[Saved data entries]
= Beginning of Section =

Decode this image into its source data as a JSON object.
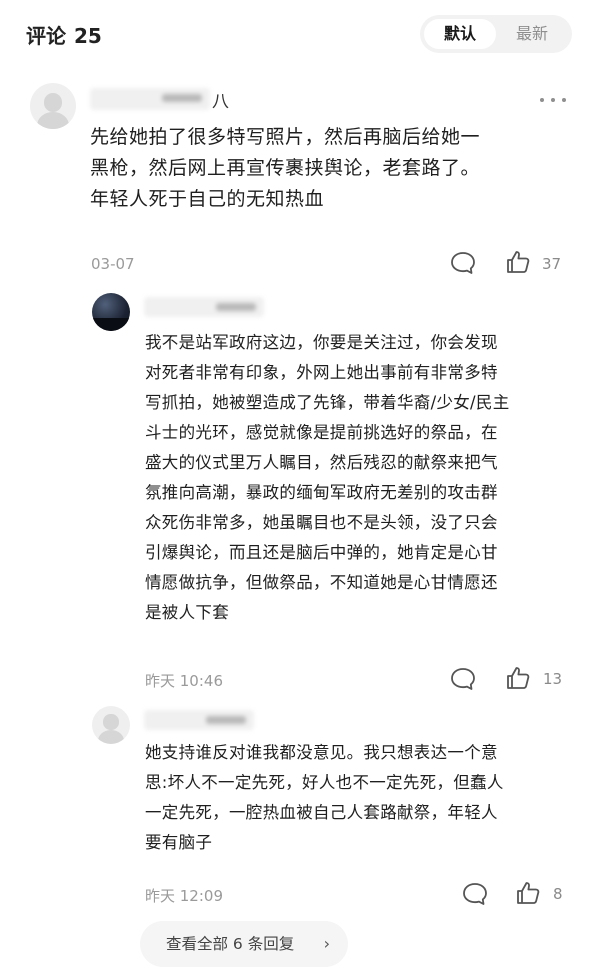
{
  "header": {
    "title": "评论",
    "count": "25",
    "sort_default": "默认",
    "sort_latest": "最新"
  },
  "comment": {
    "name_visible": "八",
    "text_lines": [
      "先给她拍了很多特写照片，然后再脑后给她一",
      "黑枪，然后网上再宣传裹挟舆论，老套路了。",
      "年轻人死于自己的无知热血"
    ],
    "time": "03-07",
    "likes": "37",
    "reply_icon": "comment-bubble-icon",
    "like_icon": "thumbs-up-icon",
    "more_icon": "more-dots-icon"
  },
  "replies": [
    {
      "text_lines": [
        "我不是站军政府这边，你要是关注过，你会发现",
        "对死者非常有印象，外网上她出事前有非常多特",
        "写抓拍，她被塑造成了先锋，带着华裔/少女/民主",
        "斗士的光环，感觉就像是提前挑选好的祭品，在",
        "盛大的仪式里万人瞩目，然后残忍的献祭来把气",
        "氛推向高潮，暴政的缅甸军政府无差别的攻击群",
        "众死伤非常多，她虽瞩目也不是头领，没了只会",
        "引爆舆论，而且还是脑后中弹的，她肯定是心甘",
        "情愿做抗争，但做祭品，不知道她是心甘情愿还",
        "是被人下套"
      ],
      "time": "昨天 10:46",
      "likes": "13"
    },
    {
      "text_lines": [
        "她支持谁反对谁我都没意见。我只想表达一个意",
        "思:坏人不一定先死，好人也不一定先死，但蠢人",
        "一定先死，一腔热血被自己人套路献祭，年轻人",
        "要有脑子"
      ],
      "time": "昨天 12:09",
      "likes": "8"
    }
  ],
  "view_all": {
    "label": "查看全部 6 条回复",
    "chevron": "›"
  }
}
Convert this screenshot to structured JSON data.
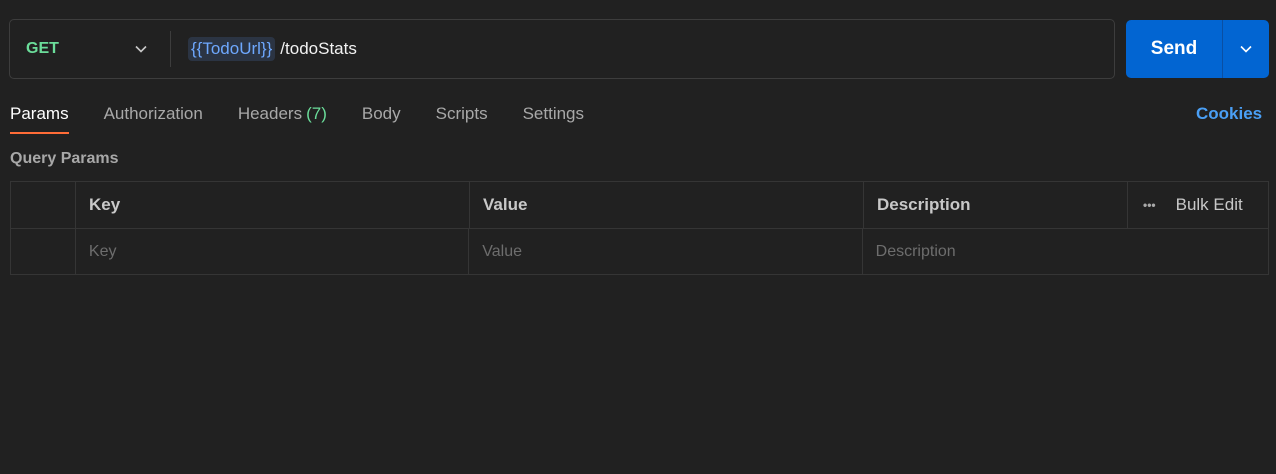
{
  "request": {
    "method": "GET",
    "url_variable": "{{TodoUrl}}",
    "url_path": "/todoStats"
  },
  "send": {
    "label": "Send"
  },
  "tabs": [
    {
      "label": "Params",
      "active": true
    },
    {
      "label": "Authorization"
    },
    {
      "label": "Headers",
      "count": "(7)"
    },
    {
      "label": "Body"
    },
    {
      "label": "Scripts"
    },
    {
      "label": "Settings"
    }
  ],
  "cookies_label": "Cookies",
  "query_params": {
    "title": "Query Params",
    "columns": {
      "key": "Key",
      "value": "Value",
      "description": "Description"
    },
    "bulk_edit_label": "Bulk Edit",
    "more_icon": "•••",
    "placeholders": {
      "key": "Key",
      "value": "Value",
      "description": "Description"
    }
  },
  "colors": {
    "method_get": "#6bdd9a",
    "send_button": "#0265d2",
    "active_tab_underline": "#ff6c37",
    "variable_text": "#6ea8fe",
    "cookies_link": "#4a9ff5"
  }
}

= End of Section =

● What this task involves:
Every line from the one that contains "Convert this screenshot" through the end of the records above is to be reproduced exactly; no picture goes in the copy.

● Result of the exercise:
Convert this screenshot to structured JSON data.
{
  "request": {
    "method": "GET",
    "url_variable": "{{TodoUrl}}",
    "url_path": "/todoStats"
  },
  "send": {
    "label": "Send"
  },
  "tabs": [
    {
      "label": "Params",
      "active": true
    },
    {
      "label": "Authorization"
    },
    {
      "label": "Headers",
      "count": "(7)"
    },
    {
      "label": "Body"
    },
    {
      "label": "Scripts"
    },
    {
      "label": "Settings"
    }
  ],
  "cookies_label": "Cookies",
  "query_params": {
    "title": "Query Params",
    "columns": {
      "key": "Key",
      "value": "Value",
      "description": "Description"
    },
    "bulk_edit_label": "Bulk Edit",
    "more_icon": "•••",
    "placeholders": {
      "key": "Key",
      "value": "Value",
      "description": "Description"
    }
  },
  "colors": {
    "method_get": "#6bdd9a",
    "send_button": "#0265d2",
    "active_tab_underline": "#ff6c37",
    "variable_text": "#6ea8fe",
    "cookies_link": "#4a9ff5"
  }
}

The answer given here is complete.